In fact, Lazarov et al. state that they "cannot rule out the possibility that Aβ production-secretion and subsequent deposition at terminal fields of entorhinal afferents might be a function of synaptic activity-dependent release of Aβ from dendritic spines of dentate granule cells."
However, they undercite the conclusion of their past contribution that "Aβ secretion may normally function as a negative feedback to control synaptic function."8 The latter is supported by a number of observations, particularly by their own observation of neuronal activity-dependent secretion of natural Aβ,8 by an increase of synaptic amyloid precursor protein with learning capacity in rats,9 by upregulation of a synaptic vesicle protein transcript by Aβ1-42,10 and the amyloid precursor protein increase with development.11 The modulation of APP processing that yields Aβ by several neurotransmission systems (including cholinergic,(12,13) serotoninergic,14 and glutamatergic15) leaves little doubt regarding the vital necessity of the APP/Aβ physiology and chemistry for synaptic function.16 For further details on the role for APP/Aβ in neural function and synaptic plasticity, please see our related commentary on Pfeifer et al. (15 November 2002).
In my view, the take-home message of the important study by Lazarov et al. is a call on the neuroscience community to characterize the normal function of APP and Aβ at the synapse. The conclusion in a comment that the Lazarov study et al. provides "exciting new evidence that plaque formation can occur from axonally transported APP/Aβ" was actually not in itself tested in this study.
Koudinov AR, Koudinova NV. Brain cholesterol pathology is the cause of Alzheimer's disease. Clin Med Health Res. published online November 27, 2001, clinmed/2001100005. Abstract
A.Koudinov. Failure of neural cholesterol dynamics is a primary pathogenic event in sporadic Alzheimer's disease. Comment. AlzForum online discussion: Cholesterol and Alzheimer's-Charging Fast but Still at a Distance From Solid Answers. Posted 15 Nov. 2002. Abstract
Kamenetz FR, Tomita T, Borchelt DR, Sisodia SS, Iwatsubo T, Malinow R. Activity dependent secretion of b-amyloid: roles of b -amyloid in synaptic transmission. Soc Neurosci Abstr. 26, 491 (2000). Abstract
12. Von Der Kammer H., et al. Regulation of Gene Expression by Muscarinic Acetylcholine Receptors: A Comprehensive Approach for the Identification of Regulated Genes. Ann. N.Y. Acad. Sci., December 1, 2000; 920(1): 305–308. Abstract
13. Isacson O, Lin I. Cholinergic Modulation of Amyloid Processing and Dementia in Animal Models of Alzheimer's Disease. Ann. N.Y. Acad. Sci., December 1, 2000; 920(1): 309 - 314. Abstract
14. Nitsch RM, Deng M, Growdon JH, Wurtman RJ. Serotonin 5-HT2a and 5-HT2c receptors stimulate amyloid precursor protein ectodomain secretion. J Biol Chem. 1996 Feb 23;271(8):4188-94. Abstract

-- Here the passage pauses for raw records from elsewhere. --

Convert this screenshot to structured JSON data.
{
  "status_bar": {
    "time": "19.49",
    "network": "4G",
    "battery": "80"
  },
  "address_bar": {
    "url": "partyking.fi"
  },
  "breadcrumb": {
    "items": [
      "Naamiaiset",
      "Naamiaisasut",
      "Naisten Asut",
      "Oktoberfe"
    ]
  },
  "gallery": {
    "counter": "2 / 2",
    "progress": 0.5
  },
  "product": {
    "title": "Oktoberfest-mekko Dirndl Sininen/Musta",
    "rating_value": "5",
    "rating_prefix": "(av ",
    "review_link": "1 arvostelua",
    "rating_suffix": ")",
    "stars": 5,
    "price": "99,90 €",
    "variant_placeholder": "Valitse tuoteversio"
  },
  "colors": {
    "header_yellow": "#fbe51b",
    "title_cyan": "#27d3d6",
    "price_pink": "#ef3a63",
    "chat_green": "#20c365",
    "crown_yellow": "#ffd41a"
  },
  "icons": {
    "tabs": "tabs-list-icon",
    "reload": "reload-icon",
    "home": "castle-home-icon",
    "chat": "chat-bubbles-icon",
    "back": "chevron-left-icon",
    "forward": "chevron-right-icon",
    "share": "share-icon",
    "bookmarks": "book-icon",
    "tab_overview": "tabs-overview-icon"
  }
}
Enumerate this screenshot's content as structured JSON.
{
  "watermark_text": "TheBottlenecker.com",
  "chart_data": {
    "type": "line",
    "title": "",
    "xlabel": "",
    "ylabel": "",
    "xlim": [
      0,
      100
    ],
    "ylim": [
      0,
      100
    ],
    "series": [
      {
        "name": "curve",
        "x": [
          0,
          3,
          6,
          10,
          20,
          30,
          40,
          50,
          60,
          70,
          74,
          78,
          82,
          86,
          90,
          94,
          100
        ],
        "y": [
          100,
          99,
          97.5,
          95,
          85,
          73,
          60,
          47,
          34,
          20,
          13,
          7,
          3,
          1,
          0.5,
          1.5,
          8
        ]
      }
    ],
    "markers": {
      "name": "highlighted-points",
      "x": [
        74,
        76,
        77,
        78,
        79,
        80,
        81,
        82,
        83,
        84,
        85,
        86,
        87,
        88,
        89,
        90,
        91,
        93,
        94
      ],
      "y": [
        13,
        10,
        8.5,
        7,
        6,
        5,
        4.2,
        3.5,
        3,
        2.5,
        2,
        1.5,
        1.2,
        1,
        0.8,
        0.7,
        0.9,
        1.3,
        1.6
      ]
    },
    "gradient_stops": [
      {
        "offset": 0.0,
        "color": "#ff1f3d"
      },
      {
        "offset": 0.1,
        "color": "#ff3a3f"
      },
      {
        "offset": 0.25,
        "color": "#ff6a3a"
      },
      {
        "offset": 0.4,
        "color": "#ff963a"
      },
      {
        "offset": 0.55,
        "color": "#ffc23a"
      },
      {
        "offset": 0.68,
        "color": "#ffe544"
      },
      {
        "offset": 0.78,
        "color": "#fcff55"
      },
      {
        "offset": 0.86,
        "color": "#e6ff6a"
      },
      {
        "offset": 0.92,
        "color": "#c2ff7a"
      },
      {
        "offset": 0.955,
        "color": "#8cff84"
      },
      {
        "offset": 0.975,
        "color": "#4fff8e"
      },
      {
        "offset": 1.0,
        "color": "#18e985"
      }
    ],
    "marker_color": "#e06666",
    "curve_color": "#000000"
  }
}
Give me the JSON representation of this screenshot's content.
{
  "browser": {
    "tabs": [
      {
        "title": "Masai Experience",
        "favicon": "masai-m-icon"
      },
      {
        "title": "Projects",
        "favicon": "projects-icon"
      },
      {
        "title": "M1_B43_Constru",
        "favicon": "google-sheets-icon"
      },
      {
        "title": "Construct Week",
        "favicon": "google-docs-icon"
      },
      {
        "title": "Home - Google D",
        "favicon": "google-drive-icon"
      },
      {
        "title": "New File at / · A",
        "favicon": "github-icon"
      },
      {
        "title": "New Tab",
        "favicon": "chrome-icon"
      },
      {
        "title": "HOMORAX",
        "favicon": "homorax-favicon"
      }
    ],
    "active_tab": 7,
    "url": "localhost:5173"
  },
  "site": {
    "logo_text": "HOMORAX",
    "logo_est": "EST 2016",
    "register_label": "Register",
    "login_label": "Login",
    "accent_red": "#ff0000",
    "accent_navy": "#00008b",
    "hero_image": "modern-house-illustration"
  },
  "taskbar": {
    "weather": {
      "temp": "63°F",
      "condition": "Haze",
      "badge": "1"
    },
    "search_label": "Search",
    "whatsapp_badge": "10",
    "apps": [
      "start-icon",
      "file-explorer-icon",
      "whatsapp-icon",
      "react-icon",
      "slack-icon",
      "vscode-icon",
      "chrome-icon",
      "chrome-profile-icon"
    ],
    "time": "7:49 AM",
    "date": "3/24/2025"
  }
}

15. Nitsch RM, Deng A, Wurtman RJ, Growdon JH. Metabotropic glutamate receptor subtype mGluR1alpha stimulates the secretion of the amyloid beta protein precursor ectodomain. J Neurochem. 69, 704-712 (1997). Abstract
16. De Strooper B, Annaert W. Proteolytic processing and cell biological functions of the amyloid precursor protein. J Cell Sci 2000 Jun;113 ( Pt 11):1857-70. Abstract